    Help for the Caregiver : These feelings are normal responses to extreme stress. It is what caregivers and family members do with their feelings that really matters.
  • 21. Acceptance
    • Description: Resolution or acceptance of the problems. Acceptance comes from a full understanding of the disease and its effects on the family.
    Help for the Caregiver : Support, education, and other resources can help families move toward acceptance. *Excerpted from Caring for the Alzheimer’s Patient Geriatric Mental Health Foundation
  • 22. So How Do I Cope?
    • Be gentle with yourself
    • Be realistic with self and patient expectations
    • Rest/Sleep/Eat to avoid health problems
    • Make time for yourself…
    • without feeling guilty
  • 23. So How Do I Cope?
    • Educate yourself about the disease and its related impact
    Extravagant or Simple A dedicated project with deadlines or a leisure activity A Picture Album with Notes Book Manuscript Handwritten Word Processed Audio Taped Video Taped A Diary Music Memories A Cookbook How To???
    • Think and plan to take care of yourself, asking this question “Take Care of Me Means???”
  • 24. So How Do I Cope?
    • Pursue Interventions
    Respite Medication Counseling Friends/Family Assistance Support Groups Skills Training
  • 25.
    • Taking Care of Self Is
    • NOT
    • a Selfish Act

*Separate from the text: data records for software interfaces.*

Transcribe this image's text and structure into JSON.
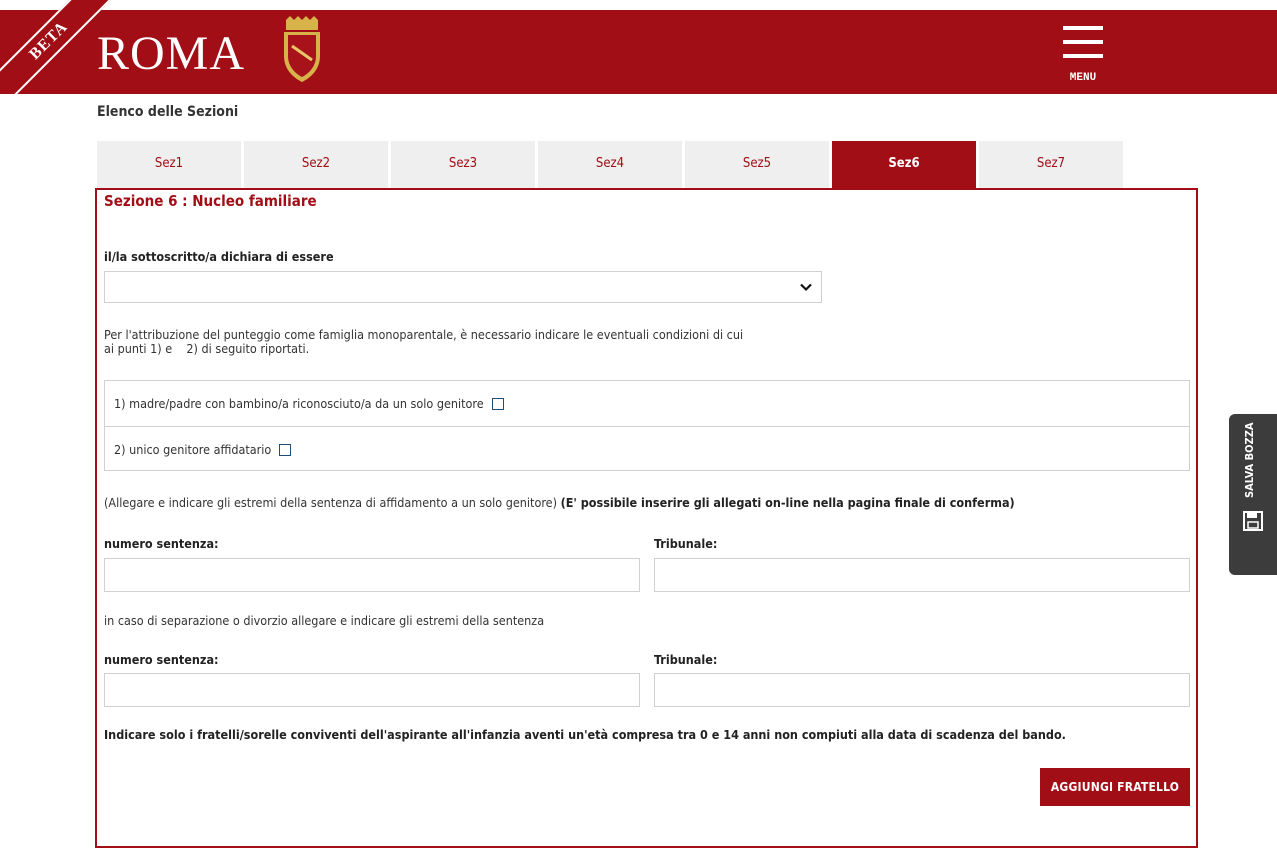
{
  "header": {
    "beta_label": "BETA",
    "logo_text": "ROMA",
    "menu_label": "MENU"
  },
  "sections": {
    "title": "Elenco delle Sezioni",
    "tabs": [
      {
        "label": "Sez1",
        "active": false
      },
      {
        "label": "Sez2",
        "active": false
      },
      {
        "label": "Sez3",
        "active": false
      },
      {
        "label": "Sez4",
        "active": false
      },
      {
        "label": "Sez5",
        "active": false
      },
      {
        "label": "Sez6",
        "active": true
      },
      {
        "label": "Sez7",
        "active": false
      }
    ]
  },
  "form": {
    "title": "Sezione 6 : Nucleo familiare",
    "declare_label": "il/la sottoscritto/a dichiara di essere",
    "declare_value": "",
    "monoparental_info_line1": "Per l'attribuzione del punteggio come famiglia monoparentale, è necessario indicare le eventuali condizioni di cui",
    "monoparental_info_line2": "ai punti 1) e    2) di seguito riportati.",
    "condition_1": "1) madre/padre con bambino/a riconosciuto/a da un solo genitore",
    "condition_2": "2) unico genitore affidatario",
    "attach_note_normal": "(Allegare e indicare gli estremi della sentenza di affidamento a un solo genitore)",
    "attach_note_bold": "(E' possibile inserire gli allegati on-line nella pagina finale di conferma)",
    "sentence_number_label": "numero sentenza:",
    "tribunal_label": "Tribunale:",
    "separation_note": "in caso di separazione o divorzio allegare e indicare gli estremi della sentenza",
    "sentence_number_label_2": "numero sentenza:",
    "tribunal_label_2": "Tribunale:",
    "siblings_note": "Indicare solo i fratelli/sorelle conviventi dell'aspirante all'infanzia aventi un'età compresa tra 0 e 14 anni non compiuti alla data di scadenza del bando.",
    "add_sibling_button": "AGGIUNGI FRATELLO"
  },
  "side": {
    "save_draft_label": "SALVA BOZZA"
  },
  "colors": {
    "brand": "#a10e16",
    "tab_inactive_bg": "#efefef",
    "side_button_bg": "#3c3c3c"
  }
}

  • 26. Handouts
    • Reducing the stress in your life
    • So how am I doing anyway?
    • A Caregivers Bill of Rights